_RECORDS FOR THIS EXERCISE:_
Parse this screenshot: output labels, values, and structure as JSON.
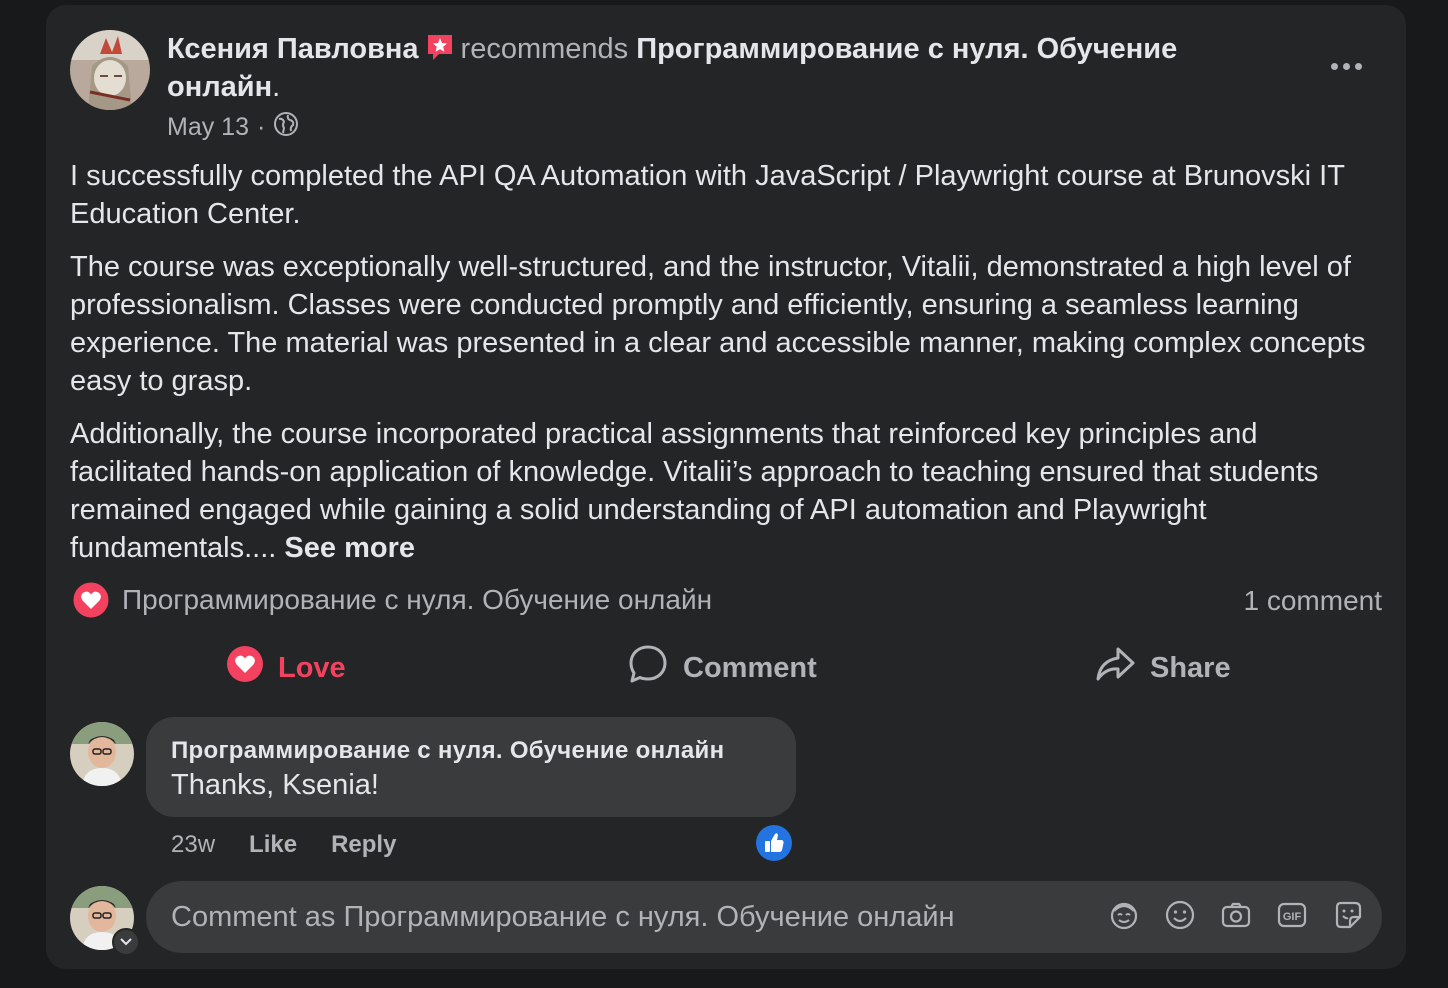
{
  "post": {
    "author": "Ксения Павловна",
    "verb": "recommends",
    "page": "Программирование с нуля. Обучение онлайн",
    "period": ".",
    "date": "May 13",
    "separator": "·",
    "privacy_icon": "globe-icon",
    "paragraphs": [
      "I successfully completed the API QA Automation with JavaScript / Playwright course at Brunovski IT Education Center.",
      "The course was exceptionally well-structured, and the instructor, Vitalii, demonstrated a high level of professionalism. Classes were conducted promptly and efficiently, ensuring a seamless learning experience. The material was presented in a clear and accessible manner, making complex concepts easy to grasp."
    ],
    "last_paragraph": "Additionally, the course incorporated practical assignments that reinforced key principles and facilitated hands-on application of knowledge. Vitalii’s approach to teaching ensured that students remained engaged while gaining a solid understanding of API automation and Playwright fundamentals.... ",
    "see_more": "See more"
  },
  "reactions": {
    "reactor": "Программирование с нуля. Обучение онлайн",
    "comment_count": "1 comment",
    "love_color": "#f3425f"
  },
  "actions": {
    "love": "Love",
    "comment": "Comment",
    "share": "Share"
  },
  "comment": {
    "author": "Программирование с нуля. Обучение онлайн",
    "text": "Thanks, Ksenia!",
    "age": "23w",
    "like": "Like",
    "reply": "Reply"
  },
  "composer": {
    "placeholder": "Comment as Программирование с нуля. Обучение онлайн",
    "icons": [
      "avatar-sticker-icon",
      "emoji-icon",
      "camera-icon",
      "gif-icon",
      "sticker-icon"
    ]
  },
  "colors": {
    "background": "#18191a",
    "card": "#242526",
    "bubble": "#3a3b3c",
    "accent_blue": "#2374e1"
  }
}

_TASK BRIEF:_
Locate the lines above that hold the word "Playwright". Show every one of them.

_RESPONSE AREA:_
      "I successfully completed the API QA Automation with JavaScript / Playwright course at Brunovski IT Education Center.",
    "last_paragraph": "Additionally, the course incorporated practical assignments that reinforced key principles and facilitated hands-on application of knowledge. Vitalii’s approach to teaching ensured that students remained engaged while gaining a solid understanding of API automation and Playwright fundamentals.... ",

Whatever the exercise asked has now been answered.